Requirement
Among the entries, find the lines with the string "Wólka" and copy them.

Data for analysis

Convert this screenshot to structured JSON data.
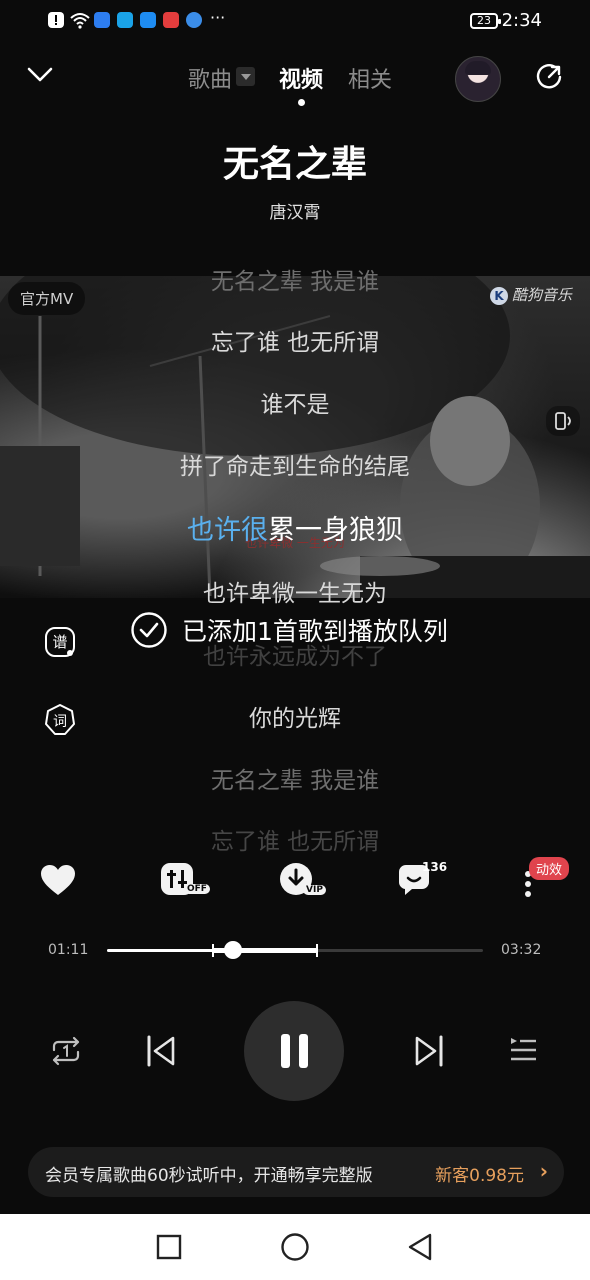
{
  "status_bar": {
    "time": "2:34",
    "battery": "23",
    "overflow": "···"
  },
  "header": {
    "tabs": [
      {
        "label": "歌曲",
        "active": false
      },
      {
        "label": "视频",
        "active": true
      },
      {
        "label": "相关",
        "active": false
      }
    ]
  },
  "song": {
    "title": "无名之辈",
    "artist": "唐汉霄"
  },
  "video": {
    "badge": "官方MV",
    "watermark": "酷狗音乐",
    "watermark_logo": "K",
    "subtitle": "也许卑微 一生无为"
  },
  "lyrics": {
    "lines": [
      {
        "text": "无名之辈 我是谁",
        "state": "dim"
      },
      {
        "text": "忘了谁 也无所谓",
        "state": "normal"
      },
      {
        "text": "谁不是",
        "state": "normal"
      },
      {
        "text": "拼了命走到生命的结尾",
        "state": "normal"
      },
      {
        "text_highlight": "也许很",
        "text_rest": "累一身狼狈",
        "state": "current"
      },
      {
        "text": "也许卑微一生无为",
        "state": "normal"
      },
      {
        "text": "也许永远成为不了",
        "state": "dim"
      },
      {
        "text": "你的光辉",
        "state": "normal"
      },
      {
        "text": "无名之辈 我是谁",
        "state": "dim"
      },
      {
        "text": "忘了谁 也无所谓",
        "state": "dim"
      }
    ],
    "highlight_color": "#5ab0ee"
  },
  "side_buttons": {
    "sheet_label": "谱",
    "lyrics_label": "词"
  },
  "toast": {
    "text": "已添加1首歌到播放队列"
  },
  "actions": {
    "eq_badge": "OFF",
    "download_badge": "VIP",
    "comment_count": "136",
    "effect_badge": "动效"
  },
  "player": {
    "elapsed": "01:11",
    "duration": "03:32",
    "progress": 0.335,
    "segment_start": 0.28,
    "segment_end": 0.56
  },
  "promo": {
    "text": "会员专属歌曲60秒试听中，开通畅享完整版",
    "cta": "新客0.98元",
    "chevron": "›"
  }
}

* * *

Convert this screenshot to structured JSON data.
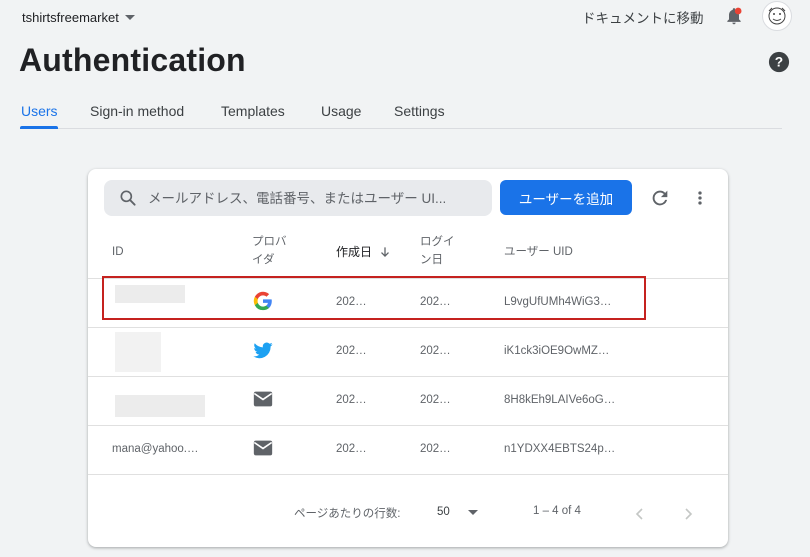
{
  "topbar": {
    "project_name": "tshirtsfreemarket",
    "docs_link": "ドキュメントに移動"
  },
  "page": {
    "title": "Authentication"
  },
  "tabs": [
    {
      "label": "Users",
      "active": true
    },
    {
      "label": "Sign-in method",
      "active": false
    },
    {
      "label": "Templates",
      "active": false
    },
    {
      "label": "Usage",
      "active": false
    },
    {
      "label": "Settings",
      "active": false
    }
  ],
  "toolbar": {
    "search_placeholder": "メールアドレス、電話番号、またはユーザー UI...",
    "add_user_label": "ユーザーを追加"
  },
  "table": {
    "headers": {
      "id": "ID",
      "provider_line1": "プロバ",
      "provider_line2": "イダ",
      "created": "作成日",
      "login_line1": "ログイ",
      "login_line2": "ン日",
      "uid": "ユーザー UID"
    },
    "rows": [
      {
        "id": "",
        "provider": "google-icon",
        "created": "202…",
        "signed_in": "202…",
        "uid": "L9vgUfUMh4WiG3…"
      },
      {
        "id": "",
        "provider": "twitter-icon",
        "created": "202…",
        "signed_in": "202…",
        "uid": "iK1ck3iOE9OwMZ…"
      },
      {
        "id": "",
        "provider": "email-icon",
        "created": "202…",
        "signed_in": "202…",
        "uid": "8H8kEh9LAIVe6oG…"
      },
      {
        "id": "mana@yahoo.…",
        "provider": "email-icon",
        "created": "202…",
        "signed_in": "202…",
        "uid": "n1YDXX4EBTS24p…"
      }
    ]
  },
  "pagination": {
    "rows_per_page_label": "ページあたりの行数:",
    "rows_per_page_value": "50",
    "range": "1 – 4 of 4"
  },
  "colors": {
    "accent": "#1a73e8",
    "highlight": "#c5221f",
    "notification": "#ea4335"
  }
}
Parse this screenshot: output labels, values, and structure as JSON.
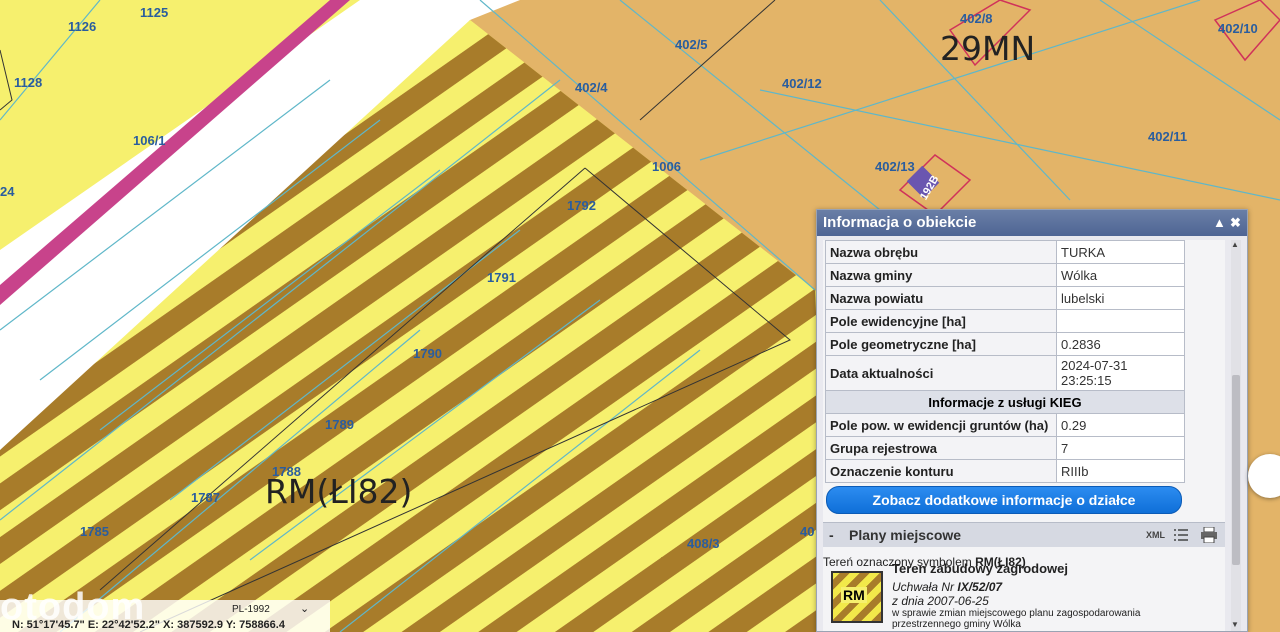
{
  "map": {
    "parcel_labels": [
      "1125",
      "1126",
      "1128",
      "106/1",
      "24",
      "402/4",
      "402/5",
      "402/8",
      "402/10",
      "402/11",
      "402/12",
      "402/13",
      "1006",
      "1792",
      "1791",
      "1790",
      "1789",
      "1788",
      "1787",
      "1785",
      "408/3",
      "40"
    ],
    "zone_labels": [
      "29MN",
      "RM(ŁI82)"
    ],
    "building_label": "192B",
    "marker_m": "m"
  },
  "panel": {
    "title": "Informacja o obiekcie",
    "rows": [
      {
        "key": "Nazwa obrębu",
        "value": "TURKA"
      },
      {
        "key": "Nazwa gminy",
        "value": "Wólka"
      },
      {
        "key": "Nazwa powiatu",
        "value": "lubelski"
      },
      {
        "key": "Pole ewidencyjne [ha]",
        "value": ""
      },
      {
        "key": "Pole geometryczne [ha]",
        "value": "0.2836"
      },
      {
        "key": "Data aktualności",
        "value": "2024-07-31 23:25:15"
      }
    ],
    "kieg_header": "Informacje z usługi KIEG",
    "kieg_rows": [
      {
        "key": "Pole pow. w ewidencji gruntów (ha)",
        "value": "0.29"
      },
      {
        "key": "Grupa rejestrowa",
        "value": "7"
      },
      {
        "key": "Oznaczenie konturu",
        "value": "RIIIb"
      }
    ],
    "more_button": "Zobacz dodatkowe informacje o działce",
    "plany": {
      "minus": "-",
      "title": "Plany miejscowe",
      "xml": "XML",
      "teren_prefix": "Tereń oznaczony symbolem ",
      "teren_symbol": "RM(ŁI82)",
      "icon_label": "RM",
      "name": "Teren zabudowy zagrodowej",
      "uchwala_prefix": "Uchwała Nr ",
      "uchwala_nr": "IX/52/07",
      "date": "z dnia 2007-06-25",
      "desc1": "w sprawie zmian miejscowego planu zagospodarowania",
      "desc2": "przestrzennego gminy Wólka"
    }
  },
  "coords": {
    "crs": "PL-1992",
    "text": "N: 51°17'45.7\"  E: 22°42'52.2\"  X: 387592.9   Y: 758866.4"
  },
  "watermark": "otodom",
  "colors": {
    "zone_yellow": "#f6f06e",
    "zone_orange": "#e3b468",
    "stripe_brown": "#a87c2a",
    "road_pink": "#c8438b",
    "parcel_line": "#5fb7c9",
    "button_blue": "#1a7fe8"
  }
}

Answer section
        "value": "Wólka"
      "desc2": "przestrzennego gminy Wólka"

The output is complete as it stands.